Work to be completed =>
Which of the lines below include "والوقت"? Each one should be copied out.

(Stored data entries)
□ □ □ □ □
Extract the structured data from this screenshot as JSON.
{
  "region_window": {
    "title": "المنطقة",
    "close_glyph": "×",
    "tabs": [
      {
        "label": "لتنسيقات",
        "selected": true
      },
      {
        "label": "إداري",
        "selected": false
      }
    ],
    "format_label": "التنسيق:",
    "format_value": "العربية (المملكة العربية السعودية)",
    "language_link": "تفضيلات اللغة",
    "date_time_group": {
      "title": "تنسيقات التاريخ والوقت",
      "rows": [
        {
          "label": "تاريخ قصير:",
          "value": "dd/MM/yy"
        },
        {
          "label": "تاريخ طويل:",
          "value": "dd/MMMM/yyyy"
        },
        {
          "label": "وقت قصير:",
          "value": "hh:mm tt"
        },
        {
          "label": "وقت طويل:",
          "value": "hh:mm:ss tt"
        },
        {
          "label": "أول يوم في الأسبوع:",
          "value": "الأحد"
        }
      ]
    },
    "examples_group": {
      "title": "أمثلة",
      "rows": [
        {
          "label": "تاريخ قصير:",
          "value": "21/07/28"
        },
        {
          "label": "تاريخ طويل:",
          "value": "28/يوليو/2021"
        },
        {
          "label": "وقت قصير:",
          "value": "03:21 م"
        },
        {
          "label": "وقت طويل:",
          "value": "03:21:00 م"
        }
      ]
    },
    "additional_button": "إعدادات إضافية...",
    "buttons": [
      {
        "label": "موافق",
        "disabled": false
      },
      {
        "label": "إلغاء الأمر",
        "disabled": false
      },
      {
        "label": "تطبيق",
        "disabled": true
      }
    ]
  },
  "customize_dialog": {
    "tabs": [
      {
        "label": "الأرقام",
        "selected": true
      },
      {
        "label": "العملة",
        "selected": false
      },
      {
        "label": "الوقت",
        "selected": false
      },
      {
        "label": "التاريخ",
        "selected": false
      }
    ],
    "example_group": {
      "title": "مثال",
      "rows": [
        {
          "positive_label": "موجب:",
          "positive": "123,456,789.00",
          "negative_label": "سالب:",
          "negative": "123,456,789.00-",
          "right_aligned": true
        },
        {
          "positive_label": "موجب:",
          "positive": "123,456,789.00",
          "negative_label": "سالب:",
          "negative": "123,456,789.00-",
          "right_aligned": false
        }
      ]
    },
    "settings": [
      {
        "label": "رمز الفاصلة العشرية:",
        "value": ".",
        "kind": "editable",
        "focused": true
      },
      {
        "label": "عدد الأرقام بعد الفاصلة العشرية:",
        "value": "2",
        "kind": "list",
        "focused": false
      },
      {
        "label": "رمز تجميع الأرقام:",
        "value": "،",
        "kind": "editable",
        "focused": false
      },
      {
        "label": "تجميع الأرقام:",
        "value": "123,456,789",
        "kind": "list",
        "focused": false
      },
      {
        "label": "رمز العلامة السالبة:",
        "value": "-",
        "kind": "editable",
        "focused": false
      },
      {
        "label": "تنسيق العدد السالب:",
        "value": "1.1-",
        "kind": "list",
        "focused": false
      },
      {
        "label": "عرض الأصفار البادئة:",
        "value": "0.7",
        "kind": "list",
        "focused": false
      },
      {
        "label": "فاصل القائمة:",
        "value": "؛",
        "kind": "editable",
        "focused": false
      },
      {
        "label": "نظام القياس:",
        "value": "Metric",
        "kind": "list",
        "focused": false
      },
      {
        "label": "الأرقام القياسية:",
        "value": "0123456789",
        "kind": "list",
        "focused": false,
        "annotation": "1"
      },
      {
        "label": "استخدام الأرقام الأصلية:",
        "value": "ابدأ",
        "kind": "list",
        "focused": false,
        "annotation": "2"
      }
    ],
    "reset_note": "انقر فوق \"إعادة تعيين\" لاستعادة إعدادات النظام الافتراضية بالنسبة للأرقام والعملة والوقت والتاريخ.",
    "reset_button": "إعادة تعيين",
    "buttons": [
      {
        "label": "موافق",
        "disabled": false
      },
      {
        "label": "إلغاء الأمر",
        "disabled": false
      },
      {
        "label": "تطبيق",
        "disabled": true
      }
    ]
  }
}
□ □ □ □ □
Solution for this task =>
      "title": "تنسيقات التاريخ والوقت",
    "reset_note": "انقر فوق \"إعادة تعيين\" لاستعادة إعدادات النظام الافتراضية بالنسبة للأرقام والعملة والوقت والتاريخ.",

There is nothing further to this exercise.